These days it feels like every piece of software marketed for physicians promises to save time. But what ends up happening? You trade a 5-step process that you knew like the back of your hand for a “new” 4-step process that ends up taking even more time!
Health systems are expanding and continue to acquire new facilities. This type of growth requires examination of all the legacy physician “deals” that are in place. Yet, at LudiTM, we often hear that examination of physician administrative contracts that include medical directorships, co-management, and shared or on call agreements are often put on the back burner for health system teams. We get it, management of physician contracts is messy, and teams do not get overly excited about having to deal with this process. Teams are short on time and people, so this is the bucket that gets pushed down the priority list or even completely ignored.
Given that it is May 1 and you will likely be staring at a stack of 100 time logs from physicians who want to be paid, here are 3 tips for minimizing compliance errors:
Physicians have not traditionally entered the workplace to lead or run businesses; they want to care for people, heal their communities, and make a good living. With all the complications in healthcare, regulations, how to care for patients and remain profitable, physicians are being tapped daily for “extracurricular” management work.
Our hospital clients have let us know that the handling of physician administrative contracts is a “hot potato” within their administrative team. Nobody seems to want to fully own the issues that come along with these complicated contracts; everyone seems to own a piece of physician administrative contracts such as compliance, medical staff offices, hospital administration, legal teams and the finance department.
Administrative physician agreements have been written for your physicians with help from your legal department or counsel. The clauses are there to be followed for numerous reasons. Perhaps it is to meet your organization’s goals with the way you align with doctors as well as for a variety of compliance reasons. Whatever the reason, it’s important to handle your physician agreements in the way they’re written, even if they’re complex. Failure to do so leaves room for incredible consequences that can affect your organization in a variety of ways.
Hospitals pay a plethora of physicians in a variety of ways. Some are employed. Some manage the clinical components of service lines in tandem with hospital leadership in co-management arrangements. Some are service line leaders. Some provide on-call coverage for the hospital. Some teach residents or interns at the hospital.
At Ludi, our sole focus is physician administrative contracts. These are the legal vehicles that contain a variety of administrative services that physicians provide to hospitals that are not clinical. These services include medical directorships, on-call, co-management agreements, and physician committee work to name a few. We work with various sizes of health systems and have noticed several patterns, regardless of size, that all hospital administrative teams fall into when automating their manual processes that currently support their payment processes and executive of their physician contracts.
Managing your hospital’s relationships with physicians can seem nearly impossible due to the compliance landscape that surrounds them. In order to keep your physicians happy and your hospital compliant, you need the right physician management strategies in place, beginning with the physician contract.

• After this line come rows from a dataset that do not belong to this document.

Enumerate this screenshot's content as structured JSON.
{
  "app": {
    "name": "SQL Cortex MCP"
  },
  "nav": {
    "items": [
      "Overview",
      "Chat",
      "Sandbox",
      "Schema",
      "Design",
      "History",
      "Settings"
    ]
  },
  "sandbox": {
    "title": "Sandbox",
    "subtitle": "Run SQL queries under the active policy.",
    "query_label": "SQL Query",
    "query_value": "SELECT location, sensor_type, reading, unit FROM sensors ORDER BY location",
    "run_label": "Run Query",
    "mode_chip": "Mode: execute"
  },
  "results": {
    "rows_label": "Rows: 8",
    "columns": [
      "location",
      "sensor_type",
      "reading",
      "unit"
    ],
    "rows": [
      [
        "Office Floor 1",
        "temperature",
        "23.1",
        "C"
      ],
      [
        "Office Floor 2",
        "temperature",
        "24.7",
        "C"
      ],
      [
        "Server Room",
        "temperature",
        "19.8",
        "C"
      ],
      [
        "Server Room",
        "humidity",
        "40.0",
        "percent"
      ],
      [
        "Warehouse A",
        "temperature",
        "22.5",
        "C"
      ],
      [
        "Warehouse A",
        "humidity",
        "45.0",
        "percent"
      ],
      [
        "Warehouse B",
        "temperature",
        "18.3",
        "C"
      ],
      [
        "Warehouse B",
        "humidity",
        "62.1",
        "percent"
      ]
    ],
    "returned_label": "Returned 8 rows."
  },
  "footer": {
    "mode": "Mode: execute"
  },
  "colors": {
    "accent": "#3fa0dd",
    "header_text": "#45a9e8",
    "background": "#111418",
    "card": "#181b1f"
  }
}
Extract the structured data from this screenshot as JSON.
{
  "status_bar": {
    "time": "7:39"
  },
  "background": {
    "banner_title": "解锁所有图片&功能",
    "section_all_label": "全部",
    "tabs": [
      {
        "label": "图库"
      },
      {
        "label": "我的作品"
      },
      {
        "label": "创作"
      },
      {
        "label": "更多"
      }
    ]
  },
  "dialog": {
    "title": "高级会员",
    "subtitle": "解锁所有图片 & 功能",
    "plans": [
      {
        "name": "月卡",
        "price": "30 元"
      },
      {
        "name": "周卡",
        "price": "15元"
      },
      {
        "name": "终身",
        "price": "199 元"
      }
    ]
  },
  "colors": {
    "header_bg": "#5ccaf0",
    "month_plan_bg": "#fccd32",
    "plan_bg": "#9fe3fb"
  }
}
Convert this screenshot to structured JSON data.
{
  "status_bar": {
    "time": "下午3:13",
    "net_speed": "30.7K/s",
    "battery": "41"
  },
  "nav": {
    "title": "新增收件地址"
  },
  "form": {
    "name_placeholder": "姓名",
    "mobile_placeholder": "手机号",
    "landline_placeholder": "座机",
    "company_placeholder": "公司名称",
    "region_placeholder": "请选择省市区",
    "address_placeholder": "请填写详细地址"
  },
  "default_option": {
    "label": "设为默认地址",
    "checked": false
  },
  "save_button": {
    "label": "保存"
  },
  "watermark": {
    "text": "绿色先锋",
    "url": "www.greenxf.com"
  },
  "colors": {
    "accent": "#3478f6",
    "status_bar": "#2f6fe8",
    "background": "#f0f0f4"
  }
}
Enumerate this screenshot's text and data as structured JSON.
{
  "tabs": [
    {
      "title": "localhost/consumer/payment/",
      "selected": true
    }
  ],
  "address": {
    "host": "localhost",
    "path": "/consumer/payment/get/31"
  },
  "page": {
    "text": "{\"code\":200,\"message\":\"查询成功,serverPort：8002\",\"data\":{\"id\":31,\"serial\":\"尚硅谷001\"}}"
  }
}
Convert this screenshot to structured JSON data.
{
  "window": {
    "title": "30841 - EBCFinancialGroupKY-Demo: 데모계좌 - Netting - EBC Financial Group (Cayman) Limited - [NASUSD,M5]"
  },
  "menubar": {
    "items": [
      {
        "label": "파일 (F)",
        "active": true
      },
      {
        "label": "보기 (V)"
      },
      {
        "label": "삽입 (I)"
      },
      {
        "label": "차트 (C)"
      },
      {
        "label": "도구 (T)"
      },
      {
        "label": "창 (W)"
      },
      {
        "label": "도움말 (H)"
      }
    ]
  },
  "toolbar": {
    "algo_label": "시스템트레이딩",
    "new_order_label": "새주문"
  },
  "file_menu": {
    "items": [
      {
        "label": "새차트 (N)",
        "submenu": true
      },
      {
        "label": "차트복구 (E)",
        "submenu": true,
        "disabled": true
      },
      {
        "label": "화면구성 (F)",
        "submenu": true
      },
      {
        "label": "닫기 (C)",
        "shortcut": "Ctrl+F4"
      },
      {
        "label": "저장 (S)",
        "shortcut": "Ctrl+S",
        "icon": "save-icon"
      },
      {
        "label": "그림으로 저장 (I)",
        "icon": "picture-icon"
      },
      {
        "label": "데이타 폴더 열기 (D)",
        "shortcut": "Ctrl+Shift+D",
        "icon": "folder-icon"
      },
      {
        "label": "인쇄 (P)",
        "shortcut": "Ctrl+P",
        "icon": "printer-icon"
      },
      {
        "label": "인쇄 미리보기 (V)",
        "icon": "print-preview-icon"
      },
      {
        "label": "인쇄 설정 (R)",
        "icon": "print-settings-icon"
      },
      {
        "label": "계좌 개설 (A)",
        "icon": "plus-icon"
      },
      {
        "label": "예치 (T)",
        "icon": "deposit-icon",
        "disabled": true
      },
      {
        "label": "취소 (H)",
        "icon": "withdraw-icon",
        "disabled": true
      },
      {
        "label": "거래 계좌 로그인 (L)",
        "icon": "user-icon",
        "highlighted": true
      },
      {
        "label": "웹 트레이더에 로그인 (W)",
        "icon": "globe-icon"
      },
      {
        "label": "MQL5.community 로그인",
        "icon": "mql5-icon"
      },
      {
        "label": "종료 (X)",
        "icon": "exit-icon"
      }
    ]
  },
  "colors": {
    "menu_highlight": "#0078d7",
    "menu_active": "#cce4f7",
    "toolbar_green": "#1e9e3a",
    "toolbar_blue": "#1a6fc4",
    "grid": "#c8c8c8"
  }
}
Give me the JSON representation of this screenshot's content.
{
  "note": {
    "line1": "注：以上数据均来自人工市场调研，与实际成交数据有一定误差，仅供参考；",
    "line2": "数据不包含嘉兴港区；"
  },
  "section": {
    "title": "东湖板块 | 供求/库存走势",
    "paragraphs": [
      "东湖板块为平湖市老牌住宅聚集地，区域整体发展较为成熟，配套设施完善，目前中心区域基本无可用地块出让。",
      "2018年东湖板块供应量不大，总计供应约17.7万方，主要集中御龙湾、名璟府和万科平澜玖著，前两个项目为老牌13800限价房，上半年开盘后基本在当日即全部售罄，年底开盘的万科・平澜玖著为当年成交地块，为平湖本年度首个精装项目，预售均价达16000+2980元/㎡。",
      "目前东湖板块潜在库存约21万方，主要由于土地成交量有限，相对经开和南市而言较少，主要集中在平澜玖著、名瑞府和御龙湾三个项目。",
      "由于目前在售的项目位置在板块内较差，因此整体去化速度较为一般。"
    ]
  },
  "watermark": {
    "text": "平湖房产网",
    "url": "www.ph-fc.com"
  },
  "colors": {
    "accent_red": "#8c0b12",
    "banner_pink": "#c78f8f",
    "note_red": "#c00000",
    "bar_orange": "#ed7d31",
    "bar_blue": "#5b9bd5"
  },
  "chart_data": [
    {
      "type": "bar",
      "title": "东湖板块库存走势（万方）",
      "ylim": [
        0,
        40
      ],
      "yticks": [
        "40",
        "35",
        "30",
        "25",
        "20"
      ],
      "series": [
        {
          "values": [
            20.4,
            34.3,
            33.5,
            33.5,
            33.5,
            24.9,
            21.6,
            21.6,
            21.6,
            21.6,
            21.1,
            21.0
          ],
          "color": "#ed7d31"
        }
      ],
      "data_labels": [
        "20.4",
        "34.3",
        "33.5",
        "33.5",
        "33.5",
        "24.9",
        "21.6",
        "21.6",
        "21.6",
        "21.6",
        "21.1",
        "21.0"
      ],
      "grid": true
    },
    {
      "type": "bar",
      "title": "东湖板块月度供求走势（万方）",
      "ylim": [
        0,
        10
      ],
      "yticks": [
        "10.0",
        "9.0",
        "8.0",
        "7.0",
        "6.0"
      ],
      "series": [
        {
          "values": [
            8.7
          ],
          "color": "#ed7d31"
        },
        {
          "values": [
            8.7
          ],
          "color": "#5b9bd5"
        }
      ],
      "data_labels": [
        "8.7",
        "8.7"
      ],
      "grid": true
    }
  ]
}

Physician contracts should, in theory, be created using templates as a best practice. The reality is that physician contracts are like snowflakes: it’s difficult to find two that are alike. In practice, having too much variation in your physician contracts can be detrimental to the organization. High level of variation can lead to operational problems while trying to execute agreements.
Ludi has had the pleasure of reading close to 7,500 physician contracts in the last three years. From this experience comes a tip sheet on how to construct the optimal physician contract.